Revision as of 02:28, 3 December 2018

Name of Teacher: Boo the Ghost

Class/Grade/Language Level: High School, Low Level

Textbook and specific lesson: None

Goal:

1. To learn about the history of Halloween

2. To learn new vocabulary related to Halloween, and to use it in writing

3. To experience a little of what Halloween is like, and to have fun!

Preparation: Download (and possibly edit) the powerpoint, and print out the worksheet. Buy some candy or stickers. Finding another Halloween related game or activity might be a good idea just in case there’s extra time after finishing the worksheet.

Class time: Could potentially take the full 50 minutes, but ran a little short when I tried it (around 40-45 minutes).

1. The entire powerpoint takes around 20-30 minutes

a. Intro/warm-up questions: 3-4 minutes
b. Introducing the monsters: 3-4 minutes
c. What monster am I? game: 4-6 minutes
d. Presentation about Halloween: 10-15 minutes

2. The multiple choice of the worksheet should take around 5 minutes or less.

a. Checking the answers: 1 minute

3. The writing and drawing portion of the worksheet can take up the remaining time (around 15 minutes)

a. Giving them candy also takes some time at the end


The powerpoint:

1. Warm-up questions: Have you ever been trick-or-treating? Have you dressed up for Halloween? Do you celebrate Halloween?

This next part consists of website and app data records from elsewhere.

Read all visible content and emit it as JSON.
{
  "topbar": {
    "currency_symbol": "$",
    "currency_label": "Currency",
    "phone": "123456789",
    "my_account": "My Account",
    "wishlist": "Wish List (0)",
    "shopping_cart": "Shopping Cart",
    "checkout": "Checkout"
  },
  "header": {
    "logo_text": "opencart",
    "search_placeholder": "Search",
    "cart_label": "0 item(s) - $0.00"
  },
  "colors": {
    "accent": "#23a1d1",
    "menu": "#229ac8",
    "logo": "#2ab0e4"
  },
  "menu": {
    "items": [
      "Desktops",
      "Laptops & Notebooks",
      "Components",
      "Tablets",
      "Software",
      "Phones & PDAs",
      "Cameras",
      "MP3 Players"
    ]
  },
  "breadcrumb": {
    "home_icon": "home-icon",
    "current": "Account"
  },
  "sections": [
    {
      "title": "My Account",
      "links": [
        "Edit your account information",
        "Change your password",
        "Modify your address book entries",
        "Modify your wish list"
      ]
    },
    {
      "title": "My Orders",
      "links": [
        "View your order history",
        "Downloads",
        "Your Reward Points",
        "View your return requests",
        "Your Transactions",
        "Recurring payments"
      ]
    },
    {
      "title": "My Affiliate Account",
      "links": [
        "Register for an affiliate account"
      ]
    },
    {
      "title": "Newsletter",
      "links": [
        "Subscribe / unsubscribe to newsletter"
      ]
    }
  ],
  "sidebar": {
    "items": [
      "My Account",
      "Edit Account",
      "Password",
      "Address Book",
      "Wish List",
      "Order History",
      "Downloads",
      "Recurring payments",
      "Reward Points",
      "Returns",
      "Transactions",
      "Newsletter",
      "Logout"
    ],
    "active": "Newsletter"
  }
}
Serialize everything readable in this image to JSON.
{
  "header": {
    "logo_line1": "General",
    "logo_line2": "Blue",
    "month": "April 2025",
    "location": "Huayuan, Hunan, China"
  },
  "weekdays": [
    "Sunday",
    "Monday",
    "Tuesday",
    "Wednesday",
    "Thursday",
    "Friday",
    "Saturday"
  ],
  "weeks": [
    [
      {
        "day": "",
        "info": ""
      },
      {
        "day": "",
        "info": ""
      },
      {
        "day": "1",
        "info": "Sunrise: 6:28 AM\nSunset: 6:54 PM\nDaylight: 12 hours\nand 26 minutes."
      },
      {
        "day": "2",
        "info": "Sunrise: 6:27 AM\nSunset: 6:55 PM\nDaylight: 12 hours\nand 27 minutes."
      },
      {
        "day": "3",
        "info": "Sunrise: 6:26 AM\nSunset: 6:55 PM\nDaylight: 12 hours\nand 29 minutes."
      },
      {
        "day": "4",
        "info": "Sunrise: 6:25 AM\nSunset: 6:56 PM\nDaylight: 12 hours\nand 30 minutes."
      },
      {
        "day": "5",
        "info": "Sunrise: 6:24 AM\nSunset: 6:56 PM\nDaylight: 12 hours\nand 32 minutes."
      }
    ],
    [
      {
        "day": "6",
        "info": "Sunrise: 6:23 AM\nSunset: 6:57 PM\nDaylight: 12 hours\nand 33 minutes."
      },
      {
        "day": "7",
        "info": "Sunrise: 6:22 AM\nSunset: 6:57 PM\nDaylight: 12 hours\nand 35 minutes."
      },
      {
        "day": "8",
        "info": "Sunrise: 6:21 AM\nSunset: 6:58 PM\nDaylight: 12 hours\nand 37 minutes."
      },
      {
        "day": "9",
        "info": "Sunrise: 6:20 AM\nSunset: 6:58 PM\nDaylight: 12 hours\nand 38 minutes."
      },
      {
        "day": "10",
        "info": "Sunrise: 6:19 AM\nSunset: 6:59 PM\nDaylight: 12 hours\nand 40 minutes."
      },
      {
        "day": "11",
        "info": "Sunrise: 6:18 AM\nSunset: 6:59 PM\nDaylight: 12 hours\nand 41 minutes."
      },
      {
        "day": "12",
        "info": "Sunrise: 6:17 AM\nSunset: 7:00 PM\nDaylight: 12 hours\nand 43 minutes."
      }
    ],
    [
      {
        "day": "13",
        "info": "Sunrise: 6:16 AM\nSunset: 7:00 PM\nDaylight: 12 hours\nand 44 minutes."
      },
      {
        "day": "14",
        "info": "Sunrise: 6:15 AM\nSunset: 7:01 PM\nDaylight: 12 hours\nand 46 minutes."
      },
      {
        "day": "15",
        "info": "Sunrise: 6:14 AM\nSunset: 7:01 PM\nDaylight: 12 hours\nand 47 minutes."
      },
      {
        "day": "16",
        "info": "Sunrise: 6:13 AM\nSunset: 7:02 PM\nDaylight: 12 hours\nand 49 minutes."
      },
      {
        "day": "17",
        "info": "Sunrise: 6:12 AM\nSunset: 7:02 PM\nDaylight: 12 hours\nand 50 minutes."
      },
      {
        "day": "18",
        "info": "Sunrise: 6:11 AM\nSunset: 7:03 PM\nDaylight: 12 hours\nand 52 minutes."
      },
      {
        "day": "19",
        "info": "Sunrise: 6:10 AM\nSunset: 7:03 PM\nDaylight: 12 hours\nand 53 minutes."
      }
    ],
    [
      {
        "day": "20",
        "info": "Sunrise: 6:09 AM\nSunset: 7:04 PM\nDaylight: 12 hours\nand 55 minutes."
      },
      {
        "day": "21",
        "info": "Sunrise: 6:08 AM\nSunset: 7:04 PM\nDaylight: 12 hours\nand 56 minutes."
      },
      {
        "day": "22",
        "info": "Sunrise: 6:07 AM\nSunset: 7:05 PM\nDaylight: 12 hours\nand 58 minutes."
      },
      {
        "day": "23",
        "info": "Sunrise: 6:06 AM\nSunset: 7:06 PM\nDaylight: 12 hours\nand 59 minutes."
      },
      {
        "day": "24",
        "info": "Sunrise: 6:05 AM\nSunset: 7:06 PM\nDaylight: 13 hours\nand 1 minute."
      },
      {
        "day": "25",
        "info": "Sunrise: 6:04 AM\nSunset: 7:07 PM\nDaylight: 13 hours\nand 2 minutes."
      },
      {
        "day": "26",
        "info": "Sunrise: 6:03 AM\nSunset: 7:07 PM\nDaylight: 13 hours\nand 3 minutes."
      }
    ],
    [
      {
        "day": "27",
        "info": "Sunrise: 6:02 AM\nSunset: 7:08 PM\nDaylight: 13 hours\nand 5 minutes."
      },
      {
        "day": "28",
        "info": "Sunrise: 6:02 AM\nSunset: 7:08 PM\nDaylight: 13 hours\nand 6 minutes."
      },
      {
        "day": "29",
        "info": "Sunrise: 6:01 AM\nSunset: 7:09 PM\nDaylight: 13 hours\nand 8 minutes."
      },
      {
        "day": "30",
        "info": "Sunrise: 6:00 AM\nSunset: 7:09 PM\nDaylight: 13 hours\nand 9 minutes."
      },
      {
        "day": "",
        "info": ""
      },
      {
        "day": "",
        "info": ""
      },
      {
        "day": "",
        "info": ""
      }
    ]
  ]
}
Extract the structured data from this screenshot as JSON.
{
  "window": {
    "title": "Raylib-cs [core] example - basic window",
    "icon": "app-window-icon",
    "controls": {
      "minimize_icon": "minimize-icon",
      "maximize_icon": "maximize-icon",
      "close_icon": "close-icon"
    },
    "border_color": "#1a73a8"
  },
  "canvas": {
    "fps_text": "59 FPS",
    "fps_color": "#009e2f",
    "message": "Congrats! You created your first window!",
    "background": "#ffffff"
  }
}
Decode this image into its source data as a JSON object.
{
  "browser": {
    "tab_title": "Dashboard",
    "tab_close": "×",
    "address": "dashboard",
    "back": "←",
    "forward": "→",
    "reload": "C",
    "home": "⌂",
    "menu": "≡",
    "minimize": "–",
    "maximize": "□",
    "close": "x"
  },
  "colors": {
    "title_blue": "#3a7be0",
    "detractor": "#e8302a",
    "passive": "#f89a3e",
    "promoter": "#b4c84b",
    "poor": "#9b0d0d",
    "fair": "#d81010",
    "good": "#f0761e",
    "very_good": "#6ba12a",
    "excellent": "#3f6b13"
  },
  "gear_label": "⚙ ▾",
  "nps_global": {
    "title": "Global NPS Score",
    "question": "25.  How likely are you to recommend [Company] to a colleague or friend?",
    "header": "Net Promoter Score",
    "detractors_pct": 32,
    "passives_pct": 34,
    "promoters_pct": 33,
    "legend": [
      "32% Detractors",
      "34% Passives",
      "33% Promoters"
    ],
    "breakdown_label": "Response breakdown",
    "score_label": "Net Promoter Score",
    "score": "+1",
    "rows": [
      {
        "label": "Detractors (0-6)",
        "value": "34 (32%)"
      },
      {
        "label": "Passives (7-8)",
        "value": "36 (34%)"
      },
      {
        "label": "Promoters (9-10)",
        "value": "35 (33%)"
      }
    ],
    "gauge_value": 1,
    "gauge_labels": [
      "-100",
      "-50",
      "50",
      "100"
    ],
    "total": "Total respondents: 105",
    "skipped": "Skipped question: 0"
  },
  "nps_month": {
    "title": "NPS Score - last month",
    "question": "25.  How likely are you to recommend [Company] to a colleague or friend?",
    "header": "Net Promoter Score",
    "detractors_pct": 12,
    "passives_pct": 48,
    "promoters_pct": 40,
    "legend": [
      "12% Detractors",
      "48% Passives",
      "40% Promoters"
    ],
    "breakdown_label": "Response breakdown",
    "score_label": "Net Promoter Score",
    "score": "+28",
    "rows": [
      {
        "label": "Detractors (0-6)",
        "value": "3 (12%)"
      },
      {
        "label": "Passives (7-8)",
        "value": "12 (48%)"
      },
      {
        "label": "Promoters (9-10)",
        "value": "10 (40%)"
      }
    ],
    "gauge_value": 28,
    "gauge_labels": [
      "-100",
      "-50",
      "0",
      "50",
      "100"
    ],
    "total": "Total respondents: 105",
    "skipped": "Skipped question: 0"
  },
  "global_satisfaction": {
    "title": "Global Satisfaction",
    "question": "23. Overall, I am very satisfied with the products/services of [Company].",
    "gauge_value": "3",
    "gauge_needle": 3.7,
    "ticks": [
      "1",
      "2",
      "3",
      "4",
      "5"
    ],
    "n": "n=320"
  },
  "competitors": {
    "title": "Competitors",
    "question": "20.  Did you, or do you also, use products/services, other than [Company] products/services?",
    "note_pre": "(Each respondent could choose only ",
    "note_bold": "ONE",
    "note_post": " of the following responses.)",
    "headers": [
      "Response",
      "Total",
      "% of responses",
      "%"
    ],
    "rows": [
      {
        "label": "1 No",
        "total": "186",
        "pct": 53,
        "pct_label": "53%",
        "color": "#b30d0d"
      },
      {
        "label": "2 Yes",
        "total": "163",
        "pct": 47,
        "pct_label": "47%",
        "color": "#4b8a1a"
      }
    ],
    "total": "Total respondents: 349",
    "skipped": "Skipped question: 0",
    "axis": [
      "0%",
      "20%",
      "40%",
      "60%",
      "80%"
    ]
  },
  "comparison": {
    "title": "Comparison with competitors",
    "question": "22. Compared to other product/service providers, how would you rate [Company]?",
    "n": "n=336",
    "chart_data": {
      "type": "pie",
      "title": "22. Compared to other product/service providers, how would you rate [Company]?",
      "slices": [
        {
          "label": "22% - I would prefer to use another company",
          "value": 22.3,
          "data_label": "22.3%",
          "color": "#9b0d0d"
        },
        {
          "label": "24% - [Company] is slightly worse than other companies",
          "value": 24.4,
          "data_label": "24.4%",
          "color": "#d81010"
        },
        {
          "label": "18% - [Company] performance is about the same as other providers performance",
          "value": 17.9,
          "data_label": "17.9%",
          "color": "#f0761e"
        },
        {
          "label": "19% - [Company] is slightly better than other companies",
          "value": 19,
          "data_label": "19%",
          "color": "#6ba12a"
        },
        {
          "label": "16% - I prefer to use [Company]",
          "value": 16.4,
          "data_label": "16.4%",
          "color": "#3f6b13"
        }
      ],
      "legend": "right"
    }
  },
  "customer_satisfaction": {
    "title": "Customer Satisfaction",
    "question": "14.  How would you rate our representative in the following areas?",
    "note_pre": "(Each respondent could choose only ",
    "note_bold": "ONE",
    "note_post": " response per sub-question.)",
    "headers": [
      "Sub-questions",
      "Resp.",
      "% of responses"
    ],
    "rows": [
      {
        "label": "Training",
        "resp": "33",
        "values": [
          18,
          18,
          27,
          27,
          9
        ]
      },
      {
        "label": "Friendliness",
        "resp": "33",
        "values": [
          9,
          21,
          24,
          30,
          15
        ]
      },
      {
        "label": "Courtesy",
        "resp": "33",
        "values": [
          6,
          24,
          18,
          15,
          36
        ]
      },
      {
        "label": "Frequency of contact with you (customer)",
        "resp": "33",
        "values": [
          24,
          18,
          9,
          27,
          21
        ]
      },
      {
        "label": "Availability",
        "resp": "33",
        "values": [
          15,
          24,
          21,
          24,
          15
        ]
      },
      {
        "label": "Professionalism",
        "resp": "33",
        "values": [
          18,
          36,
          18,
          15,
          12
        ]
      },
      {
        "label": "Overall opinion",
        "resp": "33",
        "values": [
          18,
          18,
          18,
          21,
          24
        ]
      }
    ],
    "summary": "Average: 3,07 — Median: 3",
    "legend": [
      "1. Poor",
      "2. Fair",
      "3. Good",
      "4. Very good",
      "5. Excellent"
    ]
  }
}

a. ask individual students for their answers; can also talk about your own experiences

2. What scary monsters are seen on Halloween?

a. go through the monsters one by one

3. Let’s play a game! What monster am I?

a. explain the game: you will describe a monster. The students guess what it is.
b. the questions:
1. I am very old. I am white, or gray, or yellow-brown. I am Egyptian. I am wrapped in bandages. I am a mummy.
2. People call me a monster. I am made of many different parts. I am usually green. I am sewn together. I am Frankenstein.
3. I don’t like the full moon. I am furry. I am usually human, but I turn into a wolf once a month. I am a werewolf.
4. I am usually black. I make webs. I eat insects. I have eight legs. I am a spider.
5. I don’t like going outside in the morning. I don’t have any mirrors. I have pointy teeth. I like the taste of blood. I am a vampire.
6. I am dead. I cannot think. There are many movies about me. I eat people. If I bite you, you turn into one of me. I am a zombie.
7. I like wearing black. I can do magic. I usually fly on my broomstick. I am a witch.
8. I can be friendly or unfriendly. I am an image of a dead person. I am usually white and transparent. I haunt people, things, and places. I am a ghost.

4. Presentation about Halloween

a. slide titles: Where does Halloween come from?, All Saints Day, Halloween is an old tradition in Ireland and Scotland, Why is it called a jack-o’-lantern?, Jack-o’-lantern story, Other traditions, Trick-or-treating now in America, Other Halloween traditions

The worksheet: Hand out the worksheet after the presentation, and ask the students to get into groups of three or four. Give the students candy when they finish the writing and drawing portion.

Notes: One of my teachers wanted an explanation of why carved pumpkins are called Jack-o’-lanterns, so that’s why the story is in the powerpoint.